A controversial portrait by Joshua Reynolds depicting the Pacific islander Omai has had a temporary export ban placed on it by the UK government. Valued at £50m it is the joint-most expensive work, along with an early Picasso painting, to be subject to export deferral since controls were introduced in the 1950s.
A UK buyer now has until 10 July to make a commitment to try to raise the money if Omai (1776) is to be stopped from going abroad (the fundraising period could then be extended to March 2023).
The UK’s Export Reviewing Committee decided that since £50m “would be an unprecedented price for an 18th-century portrait”, it would be “prudent, given its history, that the valuation be verified by an independent process”. The London dealer Anthony Mould was therefore asked to give an independent valuation and he confirmed the £50m. This was also the value given to Picasso’s Child with a Dove (1901), which was export-deferred in 2012 and bought for Qatar Museums.

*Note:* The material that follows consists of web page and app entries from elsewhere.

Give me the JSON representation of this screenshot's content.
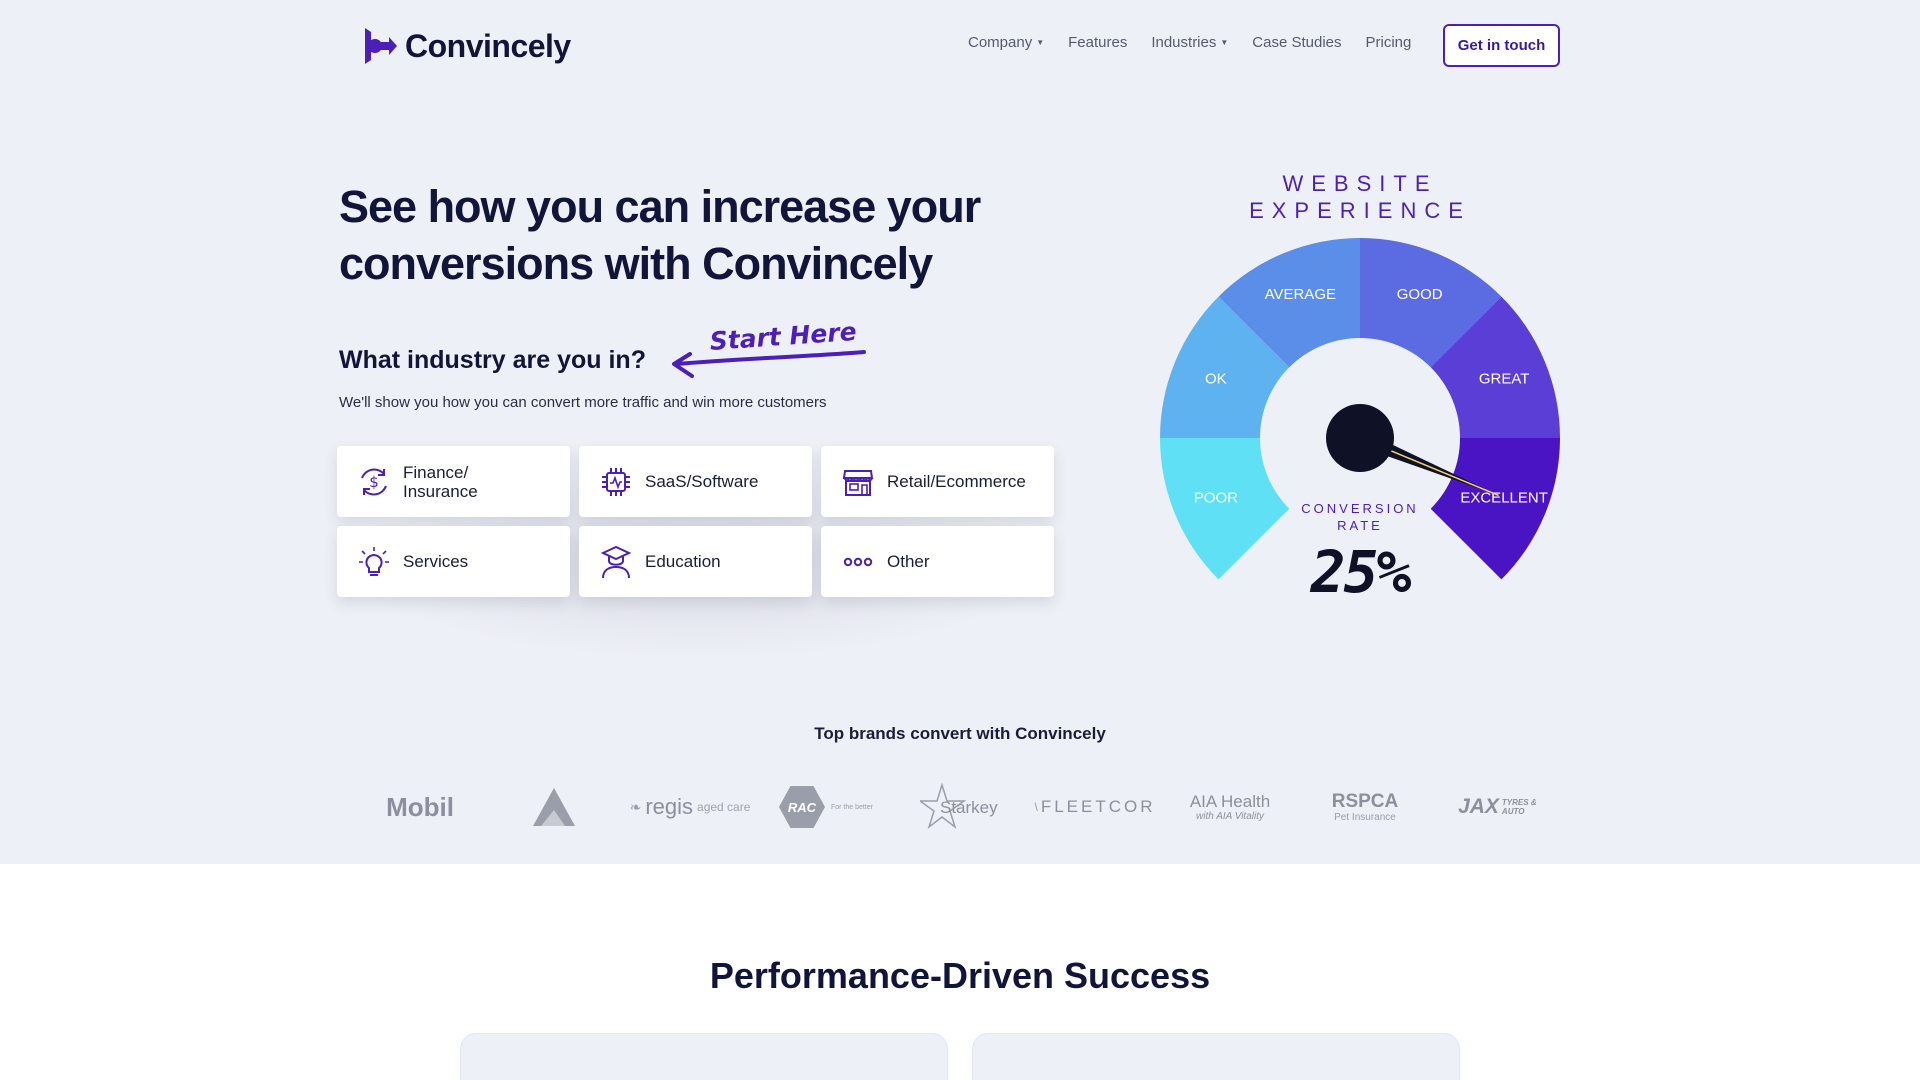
{
  "brand": {
    "name": "Convincely",
    "accent": "#4b1fb8"
  },
  "nav": {
    "items": [
      {
        "label": "Company",
        "dropdown": true
      },
      {
        "label": "Features",
        "dropdown": false
      },
      {
        "label": "Industries",
        "dropdown": true
      },
      {
        "label": "Case Studies",
        "dropdown": false
      },
      {
        "label": "Pricing",
        "dropdown": false
      }
    ],
    "cta_label": "Get in touch"
  },
  "hero": {
    "title_line1": "See how you can increase your",
    "title_line2": "conversions with Convincely",
    "question": "What industry are you in?",
    "annotation": "Start Here",
    "subtext": "We'll show you how you can convert more traffic and win more customers"
  },
  "industries": [
    {
      "label_line1": "Finance/",
      "label_line2": "Insurance",
      "icon": "dollar-refresh-icon"
    },
    {
      "label_line1": "SaaS/Software",
      "label_line2": "",
      "icon": "chip-icon"
    },
    {
      "label_line1": "Retail/Ecommerce",
      "label_line2": "",
      "icon": "storefront-icon"
    },
    {
      "label_line1": "Services",
      "label_line2": "",
      "icon": "lightbulb-icon"
    },
    {
      "label_line1": "Education",
      "label_line2": "",
      "icon": "graduate-icon"
    },
    {
      "label_line1": "Other",
      "label_line2": "",
      "icon": "dots-icon"
    }
  ],
  "gauge": {
    "title_line1": "WEBSITE",
    "title_line2": "EXPERIENCE",
    "segments": [
      {
        "label": "POOR",
        "color": "#5fe0f5"
      },
      {
        "label": "OK",
        "color": "#5eb2ef"
      },
      {
        "label": "AVERAGE",
        "color": "#5b8ee8"
      },
      {
        "label": "GOOD",
        "color": "#5b6be2"
      },
      {
        "label": "GREAT",
        "color": "#5a3ed6"
      },
      {
        "label": "EXCELLENT",
        "color": "#4a14c4"
      }
    ],
    "needle_level": "EXCELLENT",
    "conversion_label_line1": "CONVERSION",
    "conversion_label_line2": "RATE",
    "conversion_value": "25%"
  },
  "brands": {
    "title": "Top brands convert with Convincely",
    "logos": [
      {
        "text": "Mobil"
      },
      {
        "text": ""
      },
      {
        "text": "regis",
        "sub": "aged care"
      },
      {
        "text": "RAC",
        "sub": "For the better"
      },
      {
        "text": "Starkey"
      },
      {
        "text": "FLEETCOR"
      },
      {
        "text": "AIA Health",
        "sub": "with AIA Vitality"
      },
      {
        "text": "RSPCA",
        "sub": "Pet Insurance"
      },
      {
        "text": "JAX",
        "sub": "TYRES & AUTO"
      }
    ]
  },
  "performance": {
    "title": "Performance-Driven Success"
  }
}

Omai (around 1751-79) was one of earliest Polynesian visitors to Britain, travelling with Captain Cook in 1774. A celebrity in London, his full-length portrait was painted by Reynolds in a pose said to derive from the Roman sculpture of the Apollo Belvedere (around AD 130).
Reynolds kept Omai in his studio until his death in 1792. Four years later it was sold to the 5th Earl of Carlisle and for more than two centuries it passed down the family to the 13th Earl, who sold it at Sotheby’s in 2001, when it fetched £10.3m.

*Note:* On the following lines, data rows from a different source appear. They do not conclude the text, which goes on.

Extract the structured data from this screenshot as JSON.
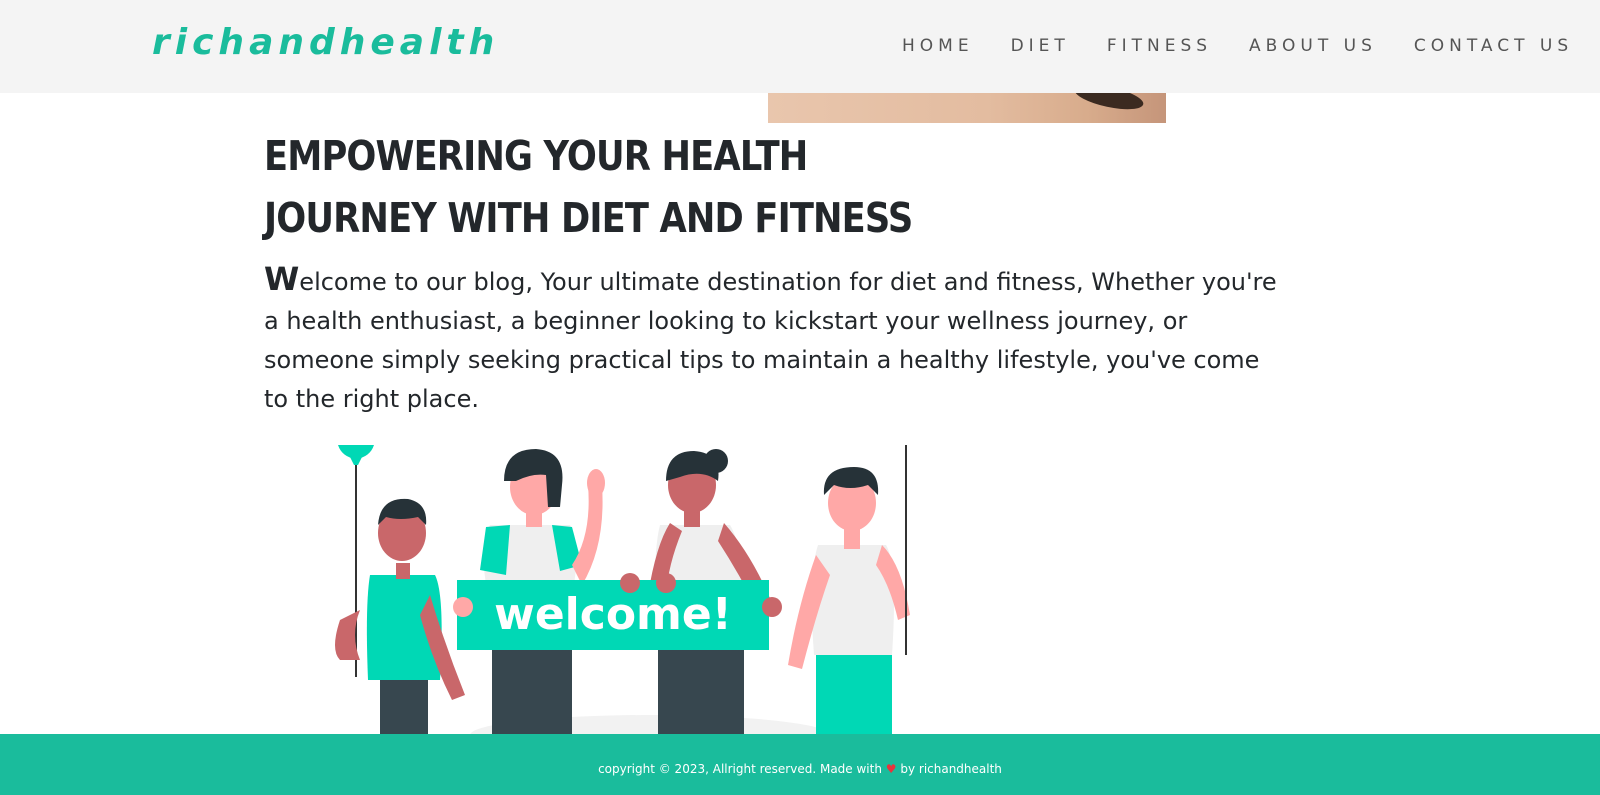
{
  "header": {
    "brand": "richandhealth",
    "nav": [
      "HOME",
      "DIET",
      "FITNESS",
      "ABOUT US",
      "CONTACT US"
    ]
  },
  "hero": {
    "heading_line1": "Empowering your health",
    "heading_line2": "journey with diet and fitness",
    "intro_dropcap": "W",
    "intro_text": "elcome to our blog, Your ultimate destination for diet and fitness, Whether you're a health enthusiast, a beginner looking to kickstart your wellness journey, or someone simply seeking practical tips to maintain a healthy lifestyle, you've come to the right place."
  },
  "illustration": {
    "banner_text": "welcome!"
  },
  "footer": {
    "text_before": "copyright © 2023, Allright reserved. Made with ",
    "heart": "♥",
    "text_after": " by richandhealth"
  },
  "colors": {
    "brand": "#1abc9c",
    "navbar_bg": "#f4f4f4",
    "text": "#23272b",
    "teal_banner": "#00d8b5"
  }
}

The buyer was a Swiss company called Settlements SA, which was apparently controlled by the Dublin collector and horse-stud owner John Magnier, who one year later applied for an export licence to take the painting to Ireland. Omai was then valued at £12.5m.
In an astonishing act of generosity, an anonymous private donor offered to give Tate the full sum. Tate immediately tried to buy the painting, but the owner refused, so an export licence was not granted and Omai had to be kept in the UK, ending up in a secure art storage facility.
In 2005 the owner applied for a temporary export licence to send Omai on loan to Dublin’s National Gallery of Ireland for six years. This loan gave the owner substantial tax benefits under Irish law. The painting was subsequently returned to the UK in 2011 and went back into storage in London.
The owner submitted a new permanent export application last year. The Export Reviewing Committee then deemed Omai to be of “outstanding significance in the study of 18th-century art, in particular portraiture” and “a signal work in the study of colonialism and empire, scientific exploration and the history of the Pacific”.
But at £50m the nation's key museums—Tate, National Gallery, National Portrait Gallery and National Maritime Museum—would find it difficult to make a purchase. All are facing severe financial difficulties as a result of Covid-19.
It is unclear whether the owner is still Magnier or if Omai has changed hands. And it is equally uncertain whether the owner wishes to enjoy the portrait in their overseas home or if the portrait will be put up for sale, available to an international collector.